Maersk provides new information on the Midshipman X investigation while representatives of the accused officers’ union at MEBA remain silent nine days after the news became public.
Rape allegations are “widespread in the container shipping industry,” according to a cadet (#MidshipmanX) who claims she was raped while serving a year at sea on a Maersk Line vessel.
Five Maersk crewmembers have been suspended, but the alleged victim claims that of the 50 women in her year at the U.S. Merchant Marine Academy, all reported sexual harassment, including at least five rapes, while at sea.
The Maersk cadet became an advocate for the victims upon returning from her year at sea. She said, “The number of girls who have come to me to report a sexual assault case is absolutely sickening. Since returning from sea I have heard from other women in lower grades who were also raped during their year at sea, and I know there are at least 10 young women currently enrolled in the U.S. Merchant Marine Academy who were raped during their year at sea. And there are cases that I am unaware of.”
Detailing her alleged assault on the Maritime Legal Aid & Advocacy (MLAA) website, the cadet painted a picture of drunkenness and lewd behavior and spoke of being pressured hard to drink strong alcoholic beverages to the point where she was unable to protect herself.
Maersk Line is investigating a recent anonymous publication of an alleged sexual assault of a cadet aboard a U.S.-flagged vessel in 2019.
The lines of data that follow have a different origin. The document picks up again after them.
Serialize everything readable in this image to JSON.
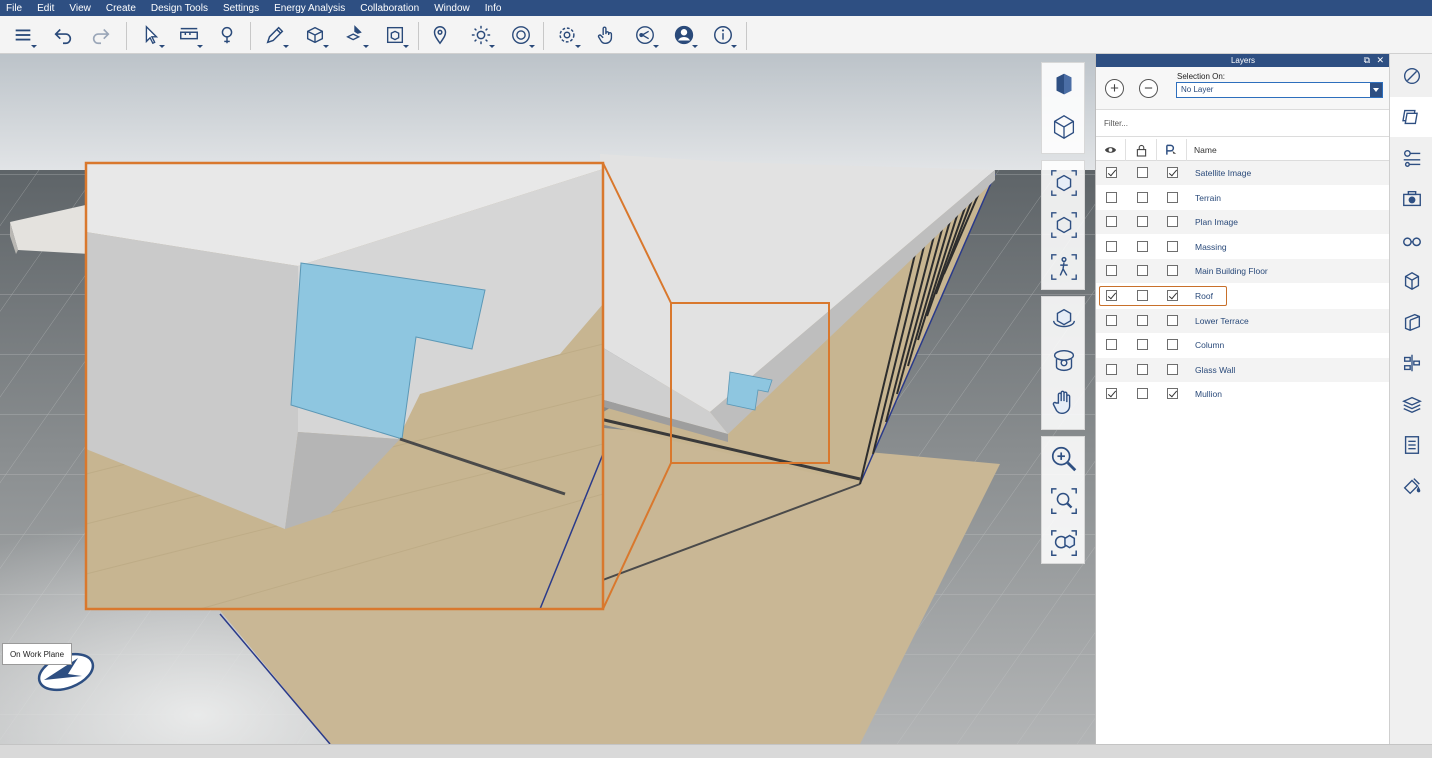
{
  "menu": [
    "File",
    "Edit",
    "View",
    "Create",
    "Design Tools",
    "Settings",
    "Energy Analysis",
    "Collaboration",
    "Window",
    "Info"
  ],
  "toolbar": {
    "icons": [
      "layers-stack-icon",
      "undo-icon",
      "redo-icon",
      "select-arrow-icon",
      "dimension-icon",
      "light-bulb-icon",
      "sketch-pencil-icon",
      "cube-add-icon",
      "modify-tool-icon",
      "section-box-icon",
      "location-pin-icon",
      "sun-icon",
      "steering-wheel-icon",
      "settings-gear-icon",
      "touch-hand-icon",
      "share-icon",
      "user-icon",
      "info-icon"
    ]
  },
  "viewport": {
    "tooltip": "On Work Plane",
    "accent_color": "#d9782d",
    "highlight_color": "#8ec6e0"
  },
  "nav": {
    "icons": [
      "view-cube-icon",
      "perspective-icon",
      "fit-view-icon",
      "home-view-icon",
      "walk-view-icon",
      "orbit-icon",
      "look-around-icon",
      "pan-hand-icon",
      "zoom-in-icon",
      "zoom-window-icon",
      "zoom-fit-icon"
    ]
  },
  "layers": {
    "title": "Layers",
    "selection_label": "Selection On:",
    "selection_value": "No Layer",
    "filter_placeholder": "Filter...",
    "name_header": "Name",
    "rows": [
      {
        "name": "Satellite Image",
        "visible": true,
        "locked": false,
        "selectable": true
      },
      {
        "name": "Terrain",
        "visible": false,
        "locked": false,
        "selectable": false
      },
      {
        "name": "Plan Image",
        "visible": false,
        "locked": false,
        "selectable": false
      },
      {
        "name": "Massing",
        "visible": false,
        "locked": false,
        "selectable": false
      },
      {
        "name": "Main Building Floor",
        "visible": false,
        "locked": false,
        "selectable": false
      },
      {
        "name": "Roof",
        "visible": true,
        "locked": false,
        "selectable": true
      },
      {
        "name": "Lower Terrace",
        "visible": false,
        "locked": false,
        "selectable": false
      },
      {
        "name": "Column",
        "visible": false,
        "locked": false,
        "selectable": false
      },
      {
        "name": "Glass Wall",
        "visible": false,
        "locked": false,
        "selectable": false
      },
      {
        "name": "Mullion",
        "visible": true,
        "locked": false,
        "selectable": true
      }
    ]
  },
  "palette": {
    "icons": [
      "materials-icon",
      "layers-icon",
      "properties-icon",
      "scenes-icon",
      "styles-icon",
      "components-icon",
      "section-icon",
      "structure-icon",
      "stack-icon",
      "checklist-icon",
      "paint-icon"
    ]
  }
}
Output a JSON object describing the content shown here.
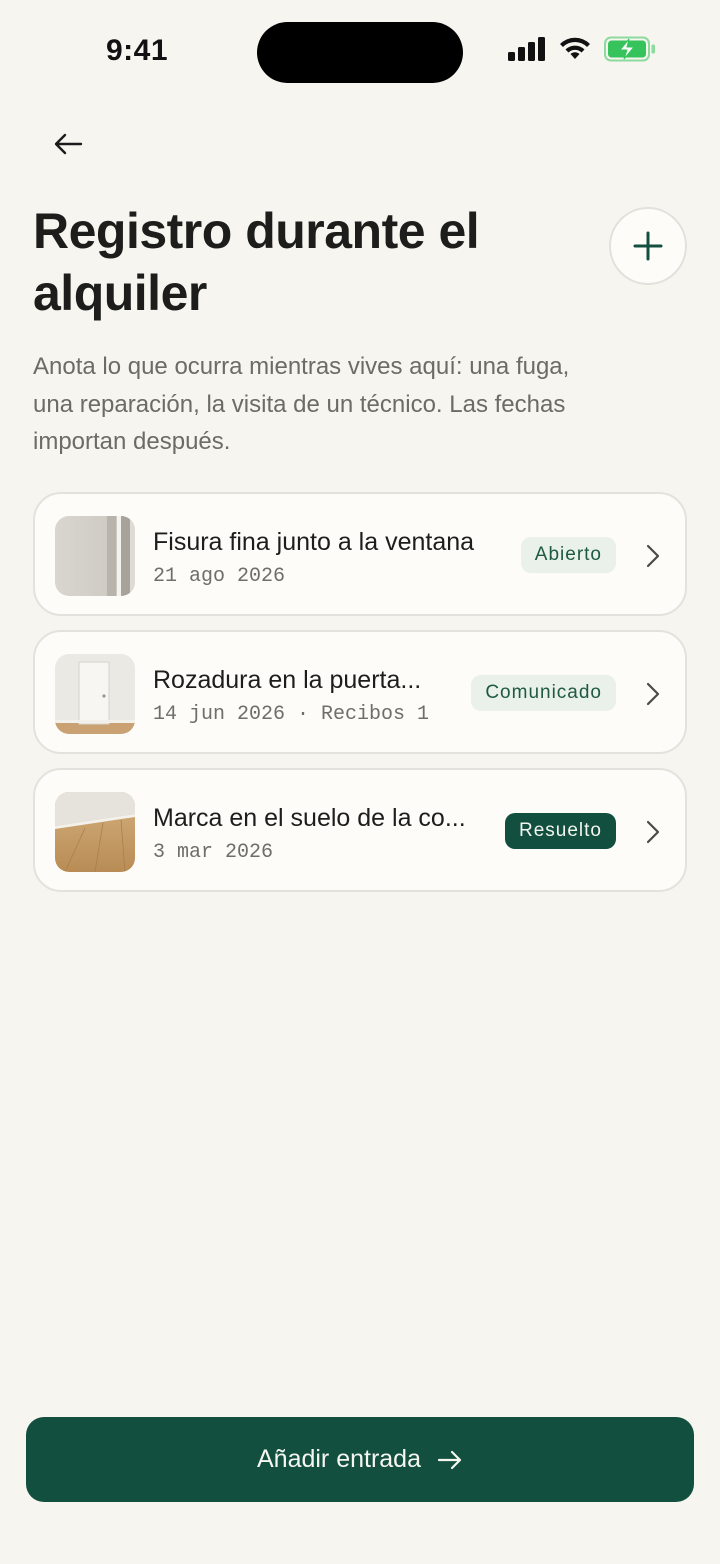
{
  "status_bar": {
    "time": "9:41"
  },
  "header": {
    "title": "Registro durante el alquiler",
    "intro": "Anota lo que ocurra mientras vives aquí: una fuga, una reparación, la visita de un técnico. Las fechas importan después."
  },
  "entries": [
    {
      "title": "Fisura fina junto a la ventana",
      "meta": "21 ago 2026",
      "status": "Abierto",
      "status_style": "light"
    },
    {
      "title": "Rozadura en la puerta...",
      "meta": "14 jun 2026 · Recibos 1",
      "status": "Comunicado",
      "status_style": "light"
    },
    {
      "title": "Marca en el suelo de la co...",
      "meta": "3 mar 2026",
      "status": "Resuelto",
      "status_style": "dark"
    }
  ],
  "cta": {
    "label": "Añadir entrada"
  },
  "colors": {
    "accent": "#134f3f",
    "background": "#f6f5f0",
    "badge_light_bg": "#eaf0ea",
    "battery": "#36c35c"
  },
  "icons": {
    "back": "arrow-left-icon",
    "add": "plus-icon",
    "chevron": "chevron-right-icon",
    "cta": "arrow-right-icon"
  }
}
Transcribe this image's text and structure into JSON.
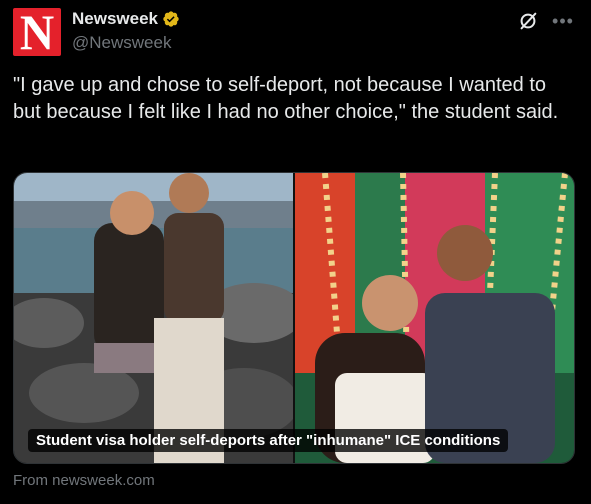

Maersk is working closely with U.S. unions representing officers and crew, the U.S. Merchant Marine Academy, where the cadet is enrolled, the U.S. Maritime Administration (MARAD), which oversees the U.S. maritime academy and industry, the U.S. Department of Transportation, which oversees MARAD, and the U.S. Coast Guard, which enforces U.S. flag regulations and laws.”
Maersk Line has a strict zero-tolerance policy regarding alcohol consumption and sexual assault/sexual harassment on its vessels, in full compliance with U.S. government regulations. As part of the investigation process, the master, chief engineer, first assistant engineer and two junior engineers have been suspended pending the outcome of the investigation.
In response to the MLAA publication, many women have written in support of the cadet, as well as some who have outlined their own experiences.
One wrote: “Unfortunately, sexual harassment in the maritime industry extends to offices as well. It is a tolerated culture in the industry. I have been a victim of sexual harassment and coercion in Maersk’s offices.”
The MLAA, however, asserted that the problem was much broader than just Maersk, it was an industry-wide problem.
Bill Woodhour, CEO of Maersk Line, said, “We are shocked and deeply saddened by what we have read. We take this situation very seriously and are concerned about the allegations made in this anonymous publication, of which we have only recently become aware. We do everything we can to ensure that all of our work environments, including ships, are a safe and welcoming place to work, and we have launched an investigation from start to finish.”
The cadet concluded her article, “This year I developed a resume to apply for jobs after graduation, and I put “victim advocate” on my resume. When I went to a resume workshop at Kings Point, two USMMA employees told me that I should remove ‘victim advocate’ from my resume, because ‘it makes people in our line of work uncomfortable, and you wouldn’t want to do that.’